**Requirement**. Filter the data below for the string "icon" and copy each matching line.

**Raw data**.
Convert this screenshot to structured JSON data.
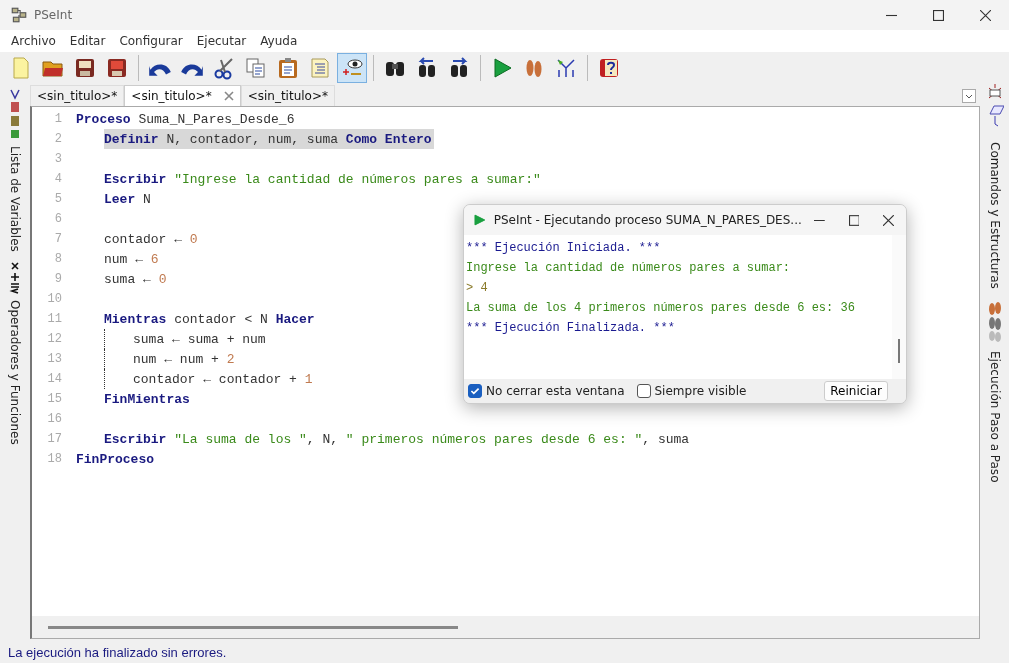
{
  "window": {
    "title": "PSeInt"
  },
  "menu": [
    "Archivo",
    "Editar",
    "Configurar",
    "Ejecutar",
    "Ayuda"
  ],
  "toolbar": [
    [
      {
        "kind": "new",
        "selected": false
      },
      {
        "kind": "open",
        "selected": false
      },
      {
        "kind": "save",
        "selected": false
      },
      {
        "kind": "saveas",
        "selected": false
      }
    ],
    [
      {
        "kind": "undo",
        "selected": false
      },
      {
        "kind": "redo",
        "selected": false
      },
      {
        "kind": "cut",
        "selected": false
      },
      {
        "kind": "copy",
        "selected": false
      },
      {
        "kind": "paste",
        "selected": false
      },
      {
        "kind": "indent",
        "selected": false
      },
      {
        "kind": "inspect",
        "selected": true
      }
    ],
    [
      {
        "kind": "find",
        "selected": false
      },
      {
        "kind": "findprev",
        "selected": false
      },
      {
        "kind": "findnext",
        "selected": false
      }
    ],
    [
      {
        "kind": "run",
        "selected": false
      },
      {
        "kind": "step",
        "selected": false
      },
      {
        "kind": "flow",
        "selected": false
      }
    ],
    [
      {
        "kind": "help",
        "selected": false
      }
    ]
  ],
  "tabs": [
    {
      "label": "<sin_titulo>*",
      "selected": false
    },
    {
      "label": "<sin_titulo>*",
      "selected": true
    },
    {
      "label": "<sin_titulo>*",
      "selected": false
    }
  ],
  "left_panel": [
    {
      "kind": "variables",
      "label": "Lista de Variables"
    },
    {
      "kind": "operators",
      "label": "Operadores y Funciones"
    }
  ],
  "right_panel": [
    {
      "kind": "commands",
      "label": "Comandos y Estructuras"
    },
    {
      "kind": "steps",
      "label": "Ejecución Paso a Paso"
    }
  ],
  "code": [
    {
      "number": "1",
      "highlighted": false,
      "tokens": [
        {
          "kind": "kw",
          "text": "Proceso "
        },
        {
          "kind": "id",
          "text": "Suma_N_Pares_Desde_6"
        }
      ],
      "children": [
        {
          "number": "2",
          "highlighted": true,
          "tokens": [
            {
              "kind": "kw",
              "text": "Definir "
            },
            {
              "kind": "id",
              "text": "N, contador, num, suma "
            },
            {
              "kind": "kw",
              "text": "Como Entero"
            }
          ]
        },
        {
          "number": "3",
          "highlighted": false
        },
        {
          "number": "4",
          "highlighted": false,
          "tokens": [
            {
              "kind": "kw",
              "text": "Escribir "
            },
            {
              "kind": "str",
              "text": "\"Ingrese la cantidad de números pares a sumar:\""
            }
          ]
        },
        {
          "number": "5",
          "highlighted": false,
          "tokens": [
            {
              "kind": "kw",
              "text": "Leer "
            },
            {
              "kind": "id",
              "text": "N"
            }
          ]
        },
        {
          "number": "6",
          "highlighted": false
        },
        {
          "number": "7",
          "highlighted": false,
          "tokens": [
            {
              "kind": "id",
              "text": "contador "
            },
            {
              "kind": "op",
              "text": "← "
            },
            {
              "kind": "num",
              "text": "0"
            }
          ]
        },
        {
          "number": "8",
          "highlighted": false,
          "tokens": [
            {
              "kind": "id",
              "text": "num "
            },
            {
              "kind": "op",
              "text": "← "
            },
            {
              "kind": "num",
              "text": "6"
            }
          ]
        },
        {
          "number": "9",
          "highlighted": false,
          "tokens": [
            {
              "kind": "id",
              "text": "suma "
            },
            {
              "kind": "op",
              "text": "← "
            },
            {
              "kind": "num",
              "text": "0"
            }
          ]
        },
        {
          "number": "10",
          "highlighted": false
        },
        {
          "number": "11",
          "highlighted": false,
          "tokens": [
            {
              "kind": "kw",
              "text": "Mientras "
            },
            {
              "kind": "id",
              "text": "contador < N "
            },
            {
              "kind": "kw",
              "text": "Hacer"
            }
          ],
          "children": [
            {
              "number": "12",
              "highlighted": false,
              "tokens": [
                {
                  "kind": "id",
                  "text": "suma "
                },
                {
                  "kind": "op",
                  "text": "← "
                },
                {
                  "kind": "id",
                  "text": "suma + num"
                }
              ]
            },
            {
              "number": "13",
              "highlighted": false,
              "tokens": [
                {
                  "kind": "id",
                  "text": "num "
                },
                {
                  "kind": "op",
                  "text": "← "
                },
                {
                  "kind": "id",
                  "text": "num + "
                },
                {
                  "kind": "num",
                  "text": "2"
                }
              ]
            },
            {
              "number": "14",
              "highlighted": false,
              "tokens": [
                {
                  "kind": "id",
                  "text": "contador "
                },
                {
                  "kind": "op",
                  "text": "← "
                },
                {
                  "kind": "id",
                  "text": "contador + "
                },
                {
                  "kind": "num",
                  "text": "1"
                }
              ]
            }
          ]
        },
        {
          "number": "15",
          "highlighted": false,
          "tokens": [
            {
              "kind": "kw",
              "text": "FinMientras"
            }
          ]
        },
        {
          "number": "16",
          "highlighted": false
        },
        {
          "number": "17",
          "highlighted": false,
          "tokens": [
            {
              "kind": "kw",
              "text": "Escribir "
            },
            {
              "kind": "str",
              "text": "\"La suma de los \""
            },
            {
              "kind": "id",
              "text": ", N, "
            },
            {
              "kind": "str",
              "text": "\" primeros números pares desde 6 es: \""
            },
            {
              "kind": "id",
              "text": ", suma"
            }
          ]
        }
      ]
    },
    {
      "number": "18",
      "highlighted": false,
      "tokens": [
        {
          "kind": "kw",
          "text": "FinProceso"
        }
      ]
    }
  ],
  "run_window": {
    "title": "PSeInt - Ejecutando proceso SUMA_N_PARES_DES...",
    "lines": [
      {
        "kind": "system",
        "text": "*** Ejecución Iniciada. ***"
      },
      {
        "kind": "output",
        "text": "Ingrese la cantidad de números pares a sumar:"
      },
      {
        "kind": "input",
        "text": "> 4"
      },
      {
        "kind": "output",
        "text": "La suma de los 4 primeros números pares desde 6 es: 36"
      },
      {
        "kind": "system",
        "text": "*** Ejecución Finalizada. ***"
      }
    ],
    "options": [
      {
        "label": "No cerrar esta ventana",
        "checked": true
      },
      {
        "label": "Siempre visible",
        "checked": false
      }
    ],
    "button": "Reiniciar"
  },
  "status_bar": "La ejecución ha finalizado sin errores."
}
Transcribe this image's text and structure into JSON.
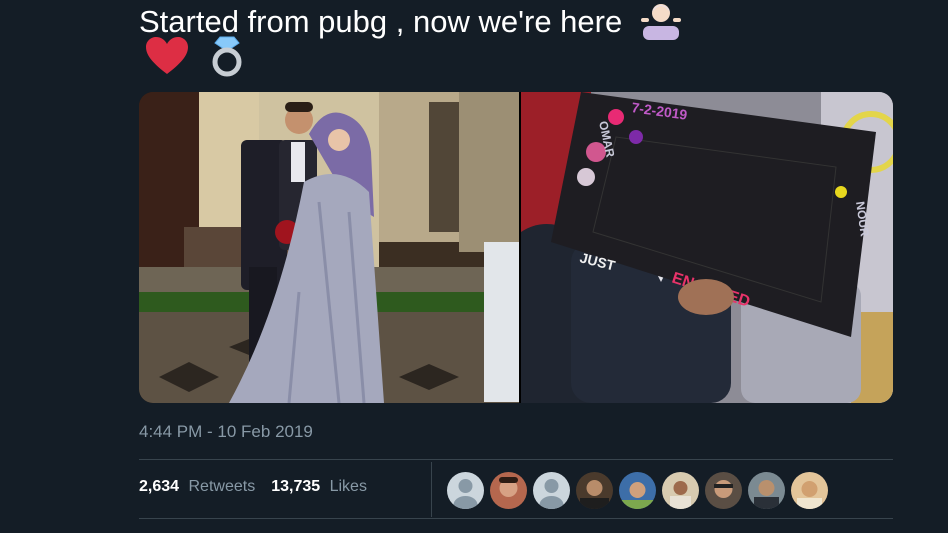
{
  "tweet": {
    "text": "Started from pubg , now we're here",
    "emojis": [
      "woman-shrugging-icon",
      "red-heart-icon",
      "ring-icon"
    ]
  },
  "media": {
    "right_photo_sign": {
      "date": "7-2-2019",
      "left_name": "OMAR",
      "right_name": "NOUR",
      "caption_1": "JUST",
      "caption_2": "ENGAGED"
    }
  },
  "meta": {
    "timestamp": "4:44 PM - 10 Feb 2019"
  },
  "stats": {
    "retweets_count": "2,634",
    "retweets_label": "Retweets",
    "likes_count": "13,735",
    "likes_label": "Likes"
  },
  "avatars": [
    {
      "type": "default"
    },
    {
      "type": "photo",
      "color": "#b5674e"
    },
    {
      "type": "default"
    },
    {
      "type": "photo",
      "color": "#4a3a2c"
    },
    {
      "type": "photo",
      "color": "#3d6ea8"
    },
    {
      "type": "photo",
      "color": "#d8cbb0"
    },
    {
      "type": "photo",
      "color": "#5a4e44"
    },
    {
      "type": "photo",
      "color": "#7b8a92"
    },
    {
      "type": "photo",
      "color": "#e3c59a"
    }
  ],
  "colors": {
    "background": "#141d26",
    "muted": "#8899a6",
    "divider": "#38444d",
    "text": "#ffffff"
  }
}
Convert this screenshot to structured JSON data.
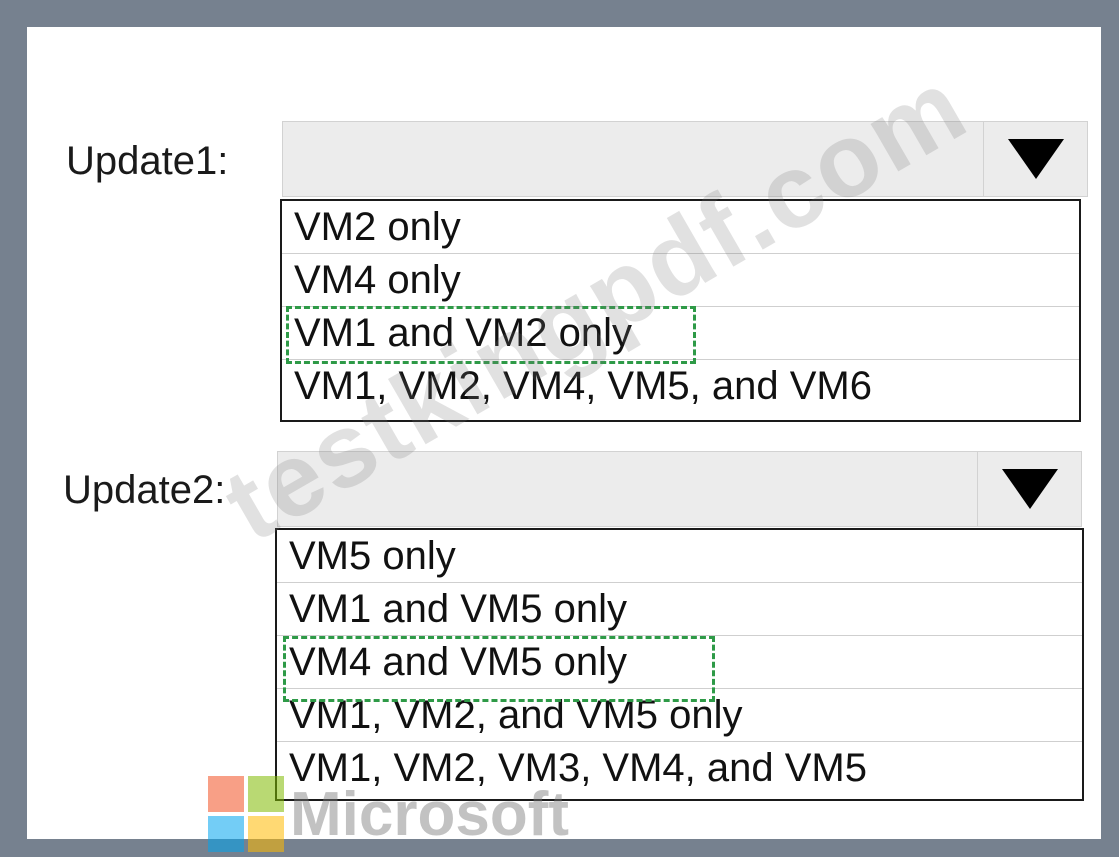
{
  "update1": {
    "label": "Update1:",
    "options": [
      "VM2 only",
      "VM4 only",
      "VM1 and VM2 only",
      "VM1, VM2, VM4, VM5, and VM6"
    ]
  },
  "update2": {
    "label": "Update2:",
    "options": [
      "VM5 only",
      "VM1 and VM5 only",
      "VM4 and VM5 only",
      "VM1, VM2, and VM5 only",
      "VM1, VM2, VM3, VM4, and VM5"
    ]
  },
  "watermark": "testkingpdf.com",
  "logo": {
    "text": "Microsoft",
    "colors": [
      "#f25022",
      "#7fba00",
      "#00a4ef",
      "#ffb900"
    ]
  }
}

**Written reply**.
      "woman-shrugging-icon",
      "red-heart-icon",
      "ring-icon"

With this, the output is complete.